(Task inputs Opens)

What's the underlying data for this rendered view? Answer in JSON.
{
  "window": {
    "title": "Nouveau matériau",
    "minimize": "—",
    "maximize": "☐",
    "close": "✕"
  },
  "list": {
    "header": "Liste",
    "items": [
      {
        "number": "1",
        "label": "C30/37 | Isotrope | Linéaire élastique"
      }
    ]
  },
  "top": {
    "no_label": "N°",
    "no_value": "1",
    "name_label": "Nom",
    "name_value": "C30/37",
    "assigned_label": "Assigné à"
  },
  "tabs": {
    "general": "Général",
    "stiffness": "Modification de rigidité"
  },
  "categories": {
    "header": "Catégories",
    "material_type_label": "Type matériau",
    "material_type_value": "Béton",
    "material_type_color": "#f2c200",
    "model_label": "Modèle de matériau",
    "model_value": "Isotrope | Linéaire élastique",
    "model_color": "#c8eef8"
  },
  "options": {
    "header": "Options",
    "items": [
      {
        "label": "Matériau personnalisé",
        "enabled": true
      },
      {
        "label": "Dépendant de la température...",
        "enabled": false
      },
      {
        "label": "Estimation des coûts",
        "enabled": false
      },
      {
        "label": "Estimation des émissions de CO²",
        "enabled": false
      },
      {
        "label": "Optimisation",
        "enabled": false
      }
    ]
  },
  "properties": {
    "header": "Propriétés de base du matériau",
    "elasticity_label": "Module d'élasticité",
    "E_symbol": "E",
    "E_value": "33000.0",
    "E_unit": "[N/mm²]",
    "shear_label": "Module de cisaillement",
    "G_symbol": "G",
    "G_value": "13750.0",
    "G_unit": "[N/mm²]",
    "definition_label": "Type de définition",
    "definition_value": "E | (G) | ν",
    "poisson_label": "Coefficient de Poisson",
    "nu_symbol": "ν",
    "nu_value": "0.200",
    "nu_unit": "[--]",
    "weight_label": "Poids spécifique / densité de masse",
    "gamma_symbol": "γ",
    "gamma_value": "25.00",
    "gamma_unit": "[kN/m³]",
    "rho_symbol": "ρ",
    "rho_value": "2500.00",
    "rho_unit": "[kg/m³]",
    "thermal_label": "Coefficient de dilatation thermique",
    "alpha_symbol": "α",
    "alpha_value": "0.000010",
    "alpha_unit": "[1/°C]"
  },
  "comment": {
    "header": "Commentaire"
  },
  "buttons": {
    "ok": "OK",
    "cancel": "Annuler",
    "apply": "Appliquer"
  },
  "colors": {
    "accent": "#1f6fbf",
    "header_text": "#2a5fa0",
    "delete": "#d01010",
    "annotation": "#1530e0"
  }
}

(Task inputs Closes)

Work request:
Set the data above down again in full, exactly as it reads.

Answer space:
What's the underlying data for this rendered view? Answer in JSON.
{
  "window": {
    "title": "Nouveau matériau",
    "minimize": "—",
    "maximize": "☐",
    "close": "✕"
  },
  "list": {
    "header": "Liste",
    "items": [
      {
        "number": "1",
        "label": "C30/37 | Isotrope | Linéaire élastique"
      }
    ]
  },
  "top": {
    "no_label": "N°",
    "no_value": "1",
    "name_label": "Nom",
    "name_value": "C30/37",
    "assigned_label": "Assigné à"
  },
  "tabs": {
    "general": "Général",
    "stiffness": "Modification de rigidité"
  },
  "categories": {
    "header": "Catégories",
    "material_type_label": "Type matériau",
    "material_type_value": "Béton",
    "material_type_color": "#f2c200",
    "model_label": "Modèle de matériau",
    "model_value": "Isotrope | Linéaire élastique",
    "model_color": "#c8eef8"
  },
  "options": {
    "header": "Options",
    "items": [
      {
        "label": "Matériau personnalisé",
        "enabled": true
      },
      {
        "label": "Dépendant de la température...",
        "enabled": false
      },
      {
        "label": "Estimation des coûts",
        "enabled": false
      },
      {
        "label": "Estimation des émissions de CO²",
        "enabled": false
      },
      {
        "label": "Optimisation",
        "enabled": false
      }
    ]
  },
  "properties": {
    "header": "Propriétés de base du matériau",
    "elasticity_label": "Module d'élasticité",
    "E_symbol": "E",
    "E_value": "33000.0",
    "E_unit": "[N/mm²]",
    "shear_label": "Module de cisaillement",
    "G_symbol": "G",
    "G_value": "13750.0",
    "G_unit": "[N/mm²]",
    "definition_label": "Type de définition",
    "definition_value": "E | (G) | ν",
    "poisson_label": "Coefficient de Poisson",
    "nu_symbol": "ν",
    "nu_value": "0.200",
    "nu_unit": "[--]",
    "weight_label": "Poids spécifique / densité de masse",
    "gamma_symbol": "γ",
    "gamma_value": "25.00",
    "gamma_unit": "[kN/m³]",
    "rho_symbol": "ρ",
    "rho_value": "2500.00",
    "rho_unit": "[kg/m³]",
    "thermal_label": "Coefficient de dilatation thermique",
    "alpha_symbol": "α",
    "alpha_value": "0.000010",
    "alpha_unit": "[1/°C]"
  },
  "comment": {
    "header": "Commentaire"
  },
  "buttons": {
    "ok": "OK",
    "cancel": "Annuler",
    "apply": "Appliquer"
  },
  "colors": {
    "accent": "#1f6fbf",
    "header_text": "#2a5fa0",
    "delete": "#d01010",
    "annotation": "#1530e0"
  }
}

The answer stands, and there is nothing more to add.